**ACTIVITY:** Reproduce all of the data exactly, with no line skipped.
□ □ □
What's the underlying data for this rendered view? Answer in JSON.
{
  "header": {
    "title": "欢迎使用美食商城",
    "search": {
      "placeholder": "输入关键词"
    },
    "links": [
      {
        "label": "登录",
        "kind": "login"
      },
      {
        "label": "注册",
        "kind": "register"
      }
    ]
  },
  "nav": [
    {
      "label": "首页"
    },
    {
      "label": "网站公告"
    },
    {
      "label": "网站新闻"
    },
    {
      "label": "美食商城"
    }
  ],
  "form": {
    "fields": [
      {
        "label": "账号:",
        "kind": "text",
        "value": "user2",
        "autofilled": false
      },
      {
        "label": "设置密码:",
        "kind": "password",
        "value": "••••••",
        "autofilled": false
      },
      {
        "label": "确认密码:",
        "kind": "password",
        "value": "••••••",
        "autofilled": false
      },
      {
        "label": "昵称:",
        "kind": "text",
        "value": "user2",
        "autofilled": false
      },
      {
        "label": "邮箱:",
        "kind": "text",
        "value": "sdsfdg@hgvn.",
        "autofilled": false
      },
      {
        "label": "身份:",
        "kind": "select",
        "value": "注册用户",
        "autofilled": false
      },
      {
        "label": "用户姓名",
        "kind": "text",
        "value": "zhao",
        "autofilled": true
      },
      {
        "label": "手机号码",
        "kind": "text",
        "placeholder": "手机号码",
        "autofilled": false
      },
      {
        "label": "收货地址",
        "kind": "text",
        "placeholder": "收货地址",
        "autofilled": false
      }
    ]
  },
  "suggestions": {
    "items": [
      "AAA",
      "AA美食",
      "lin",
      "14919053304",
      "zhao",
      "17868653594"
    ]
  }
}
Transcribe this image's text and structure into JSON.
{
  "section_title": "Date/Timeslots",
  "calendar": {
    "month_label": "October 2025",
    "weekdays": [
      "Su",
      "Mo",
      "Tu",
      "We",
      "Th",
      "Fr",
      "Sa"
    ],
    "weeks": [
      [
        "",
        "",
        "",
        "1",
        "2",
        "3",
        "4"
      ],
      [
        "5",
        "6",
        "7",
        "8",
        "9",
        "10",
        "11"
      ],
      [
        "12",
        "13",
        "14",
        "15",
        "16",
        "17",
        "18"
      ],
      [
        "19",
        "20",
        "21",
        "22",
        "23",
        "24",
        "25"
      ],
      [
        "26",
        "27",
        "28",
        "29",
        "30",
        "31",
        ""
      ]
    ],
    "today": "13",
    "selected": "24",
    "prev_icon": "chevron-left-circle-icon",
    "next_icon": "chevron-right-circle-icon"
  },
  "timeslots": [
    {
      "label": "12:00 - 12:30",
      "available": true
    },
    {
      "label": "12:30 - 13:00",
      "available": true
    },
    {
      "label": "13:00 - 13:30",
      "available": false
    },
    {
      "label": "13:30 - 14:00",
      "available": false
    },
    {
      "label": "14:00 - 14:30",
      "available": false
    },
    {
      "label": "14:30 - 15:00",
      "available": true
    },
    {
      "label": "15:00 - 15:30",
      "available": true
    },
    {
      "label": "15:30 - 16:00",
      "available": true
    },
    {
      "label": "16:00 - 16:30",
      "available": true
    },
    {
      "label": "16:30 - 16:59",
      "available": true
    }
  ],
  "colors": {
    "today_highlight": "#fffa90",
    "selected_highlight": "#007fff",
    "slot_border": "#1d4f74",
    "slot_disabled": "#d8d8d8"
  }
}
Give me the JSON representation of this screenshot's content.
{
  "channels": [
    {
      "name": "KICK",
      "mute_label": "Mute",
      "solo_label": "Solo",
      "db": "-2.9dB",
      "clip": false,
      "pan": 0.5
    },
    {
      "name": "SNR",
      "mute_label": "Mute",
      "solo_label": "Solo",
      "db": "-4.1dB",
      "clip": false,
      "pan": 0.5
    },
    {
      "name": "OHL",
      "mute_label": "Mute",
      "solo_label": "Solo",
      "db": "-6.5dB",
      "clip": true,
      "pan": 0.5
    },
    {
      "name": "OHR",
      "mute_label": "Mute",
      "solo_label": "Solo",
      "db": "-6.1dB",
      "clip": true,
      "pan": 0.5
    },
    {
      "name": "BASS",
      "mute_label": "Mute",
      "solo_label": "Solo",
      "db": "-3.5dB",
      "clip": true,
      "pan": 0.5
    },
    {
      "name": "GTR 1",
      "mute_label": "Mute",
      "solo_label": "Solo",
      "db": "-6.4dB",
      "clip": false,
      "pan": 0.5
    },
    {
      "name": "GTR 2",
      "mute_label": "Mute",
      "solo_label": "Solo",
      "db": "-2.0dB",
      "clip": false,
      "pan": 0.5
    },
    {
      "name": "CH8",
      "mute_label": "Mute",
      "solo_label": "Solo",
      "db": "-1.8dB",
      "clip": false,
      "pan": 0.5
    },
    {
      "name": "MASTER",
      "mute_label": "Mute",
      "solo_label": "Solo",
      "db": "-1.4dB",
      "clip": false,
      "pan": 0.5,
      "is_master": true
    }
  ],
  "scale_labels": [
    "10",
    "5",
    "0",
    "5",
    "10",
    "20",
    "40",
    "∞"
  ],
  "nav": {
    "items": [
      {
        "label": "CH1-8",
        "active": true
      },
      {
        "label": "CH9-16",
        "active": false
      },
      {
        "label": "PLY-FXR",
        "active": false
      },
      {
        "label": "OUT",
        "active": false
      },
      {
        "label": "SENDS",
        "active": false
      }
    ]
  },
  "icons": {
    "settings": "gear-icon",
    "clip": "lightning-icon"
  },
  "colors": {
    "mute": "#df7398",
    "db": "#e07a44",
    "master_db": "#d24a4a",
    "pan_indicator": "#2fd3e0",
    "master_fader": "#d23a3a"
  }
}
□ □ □
**REPLY:**
What's the underlying data for this rendered view? Answer in JSON.
{
  "header": {
    "title": "欢迎使用美食商城",
    "search": {
      "placeholder": "输入关键词"
    },
    "links": [
      {
        "label": "登录",
        "kind": "login"
      },
      {
        "label": "注册",
        "kind": "register"
      }
    ]
  },
  "nav": [
    {
      "label": "首页"
    },
    {
      "label": "网站公告"
    },
    {
      "label": "网站新闻"
    },
    {
      "label": "美食商城"
    }
  ],
  "form": {
    "fields": [
      {
        "label": "账号:",
        "kind": "text",
        "value": "user2",
        "autofilled": false
      },
      {
        "label": "设置密码:",
        "kind": "password",
        "value": "••••••",
        "autofilled": false
      },
      {
        "label": "确认密码:",
        "kind": "password",
        "value": "••••••",
        "autofilled": false
      },
      {
        "label": "昵称:",
        "kind": "text",
        "value": "user2",
        "autofilled": false
      },
      {
        "label": "邮箱:",
        "kind": "text",
        "value": "sdsfdg@hgvn.",
        "autofilled": false
      },
      {
        "label": "身份:",
        "kind": "select",
        "value": "注册用户",
        "autofilled": false
      },
      {
        "label": "用户姓名",
        "kind": "text",
        "value": "zhao",
        "autofilled": true
      },
      {
        "label": "手机号码",
        "kind": "text",
        "placeholder": "手机号码",
        "autofilled": false
      },
      {
        "label": "收货地址",
        "kind": "text",
        "placeholder": "收货地址",
        "autofilled": false
      }
    ]
  },
  "suggestions": {
    "items": [
      "AAA",
      "AA美食",
      "lin",
      "14919053304",
      "zhao",
      "17868653594"
    ]
  }
}
Transcribe this image's text and structure into JSON.
{
  "section_title": "Date/Timeslots",
  "calendar": {
    "month_label": "October 2025",
    "weekdays": [
      "Su",
      "Mo",
      "Tu",
      "We",
      "Th",
      "Fr",
      "Sa"
    ],
    "weeks": [
      [
        "",
        "",
        "",
        "1",
        "2",
        "3",
        "4"
      ],
      [
        "5",
        "6",
        "7",
        "8",
        "9",
        "10",
        "11"
      ],
      [
        "12",
        "13",
        "14",
        "15",
        "16",
        "17",
        "18"
      ],
      [
        "19",
        "20",
        "21",
        "22",
        "23",
        "24",
        "25"
      ],
      [
        "26",
        "27",
        "28",
        "29",
        "30",
        "31",
        ""
      ]
    ],
    "today": "13",
    "selected": "24",
    "prev_icon": "chevron-left-circle-icon",
    "next_icon": "chevron-right-circle-icon"
  },
  "timeslots": [
    {
      "label": "12:00 - 12:30",
      "available": true
    },
    {
      "label": "12:30 - 13:00",
      "available": true
    },
    {
      "label": "13:00 - 13:30",
      "available": false
    },
    {
      "label": "13:30 - 14:00",
      "available": false
    },
    {
      "label": "14:00 - 14:30",
      "available": false
    },
    {
      "label": "14:30 - 15:00",
      "available": true
    },
    {
      "label": "15:00 - 15:30",
      "available": true
    },
    {
      "label": "15:30 - 16:00",
      "available": true
    },
    {
      "label": "16:00 - 16:30",
      "available": true
    },
    {
      "label": "16:30 - 16:59",
      "available": true
    }
  ],
  "colors": {
    "today_highlight": "#fffa90",
    "selected_highlight": "#007fff",
    "slot_border": "#1d4f74",
    "slot_disabled": "#d8d8d8"
  }
}
Give me the JSON representation of this screenshot's content.
{
  "channels": [
    {
      "name": "KICK",
      "mute_label": "Mute",
      "solo_label": "Solo",
      "db": "-2.9dB",
      "clip": false,
      "pan": 0.5
    },
    {
      "name": "SNR",
      "mute_label": "Mute",
      "solo_label": "Solo",
      "db": "-4.1dB",
      "clip": false,
      "pan": 0.5
    },
    {
      "name": "OHL",
      "mute_label": "Mute",
      "solo_label": "Solo",
      "db": "-6.5dB",
      "clip": true,
      "pan": 0.5
    },
    {
      "name": "OHR",
      "mute_label": "Mute",
      "solo_label": "Solo",
      "db": "-6.1dB",
      "clip": true,
      "pan": 0.5
    },
    {
      "name": "BASS",
      "mute_label": "Mute",
      "solo_label": "Solo",
      "db": "-3.5dB",
      "clip": true,
      "pan": 0.5
    },
    {
      "name": "GTR 1",
      "mute_label": "Mute",
      "solo_label": "Solo",
      "db": "-6.4dB",
      "clip": false,
      "pan": 0.5
    },
    {
      "name": "GTR 2",
      "mute_label": "Mute",
      "solo_label": "Solo",
      "db": "-2.0dB",
      "clip": false,
      "pan": 0.5
    },
    {
      "name": "CH8",
      "mute_label": "Mute",
      "solo_label": "Solo",
      "db": "-1.8dB",
      "clip": false,
      "pan": 0.5
    },
    {
      "name": "MASTER",
      "mute_label": "Mute",
      "solo_label": "Solo",
      "db": "-1.4dB",
      "clip": false,
      "pan": 0.5,
      "is_master": true
    }
  ],
  "scale_labels": [
    "10",
    "5",
    "0",
    "5",
    "10",
    "20",
    "40",
    "∞"
  ],
  "nav": {
    "items": [
      {
        "label": "CH1-8",
        "active": true
      },
      {
        "label": "CH9-16",
        "active": false
      },
      {
        "label": "PLY-FXR",
        "active": false
      },
      {
        "label": "OUT",
        "active": false
      },
      {
        "label": "SENDS",
        "active": false
      }
    ]
  },
  "icons": {
    "settings": "gear-icon",
    "clip": "lightning-icon"
  },
  "colors": {
    "mute": "#df7398",
    "db": "#e07a44",
    "master_db": "#d24a4a",
    "pan_indicator": "#2fd3e0",
    "master_fader": "#d23a3a"
  }
}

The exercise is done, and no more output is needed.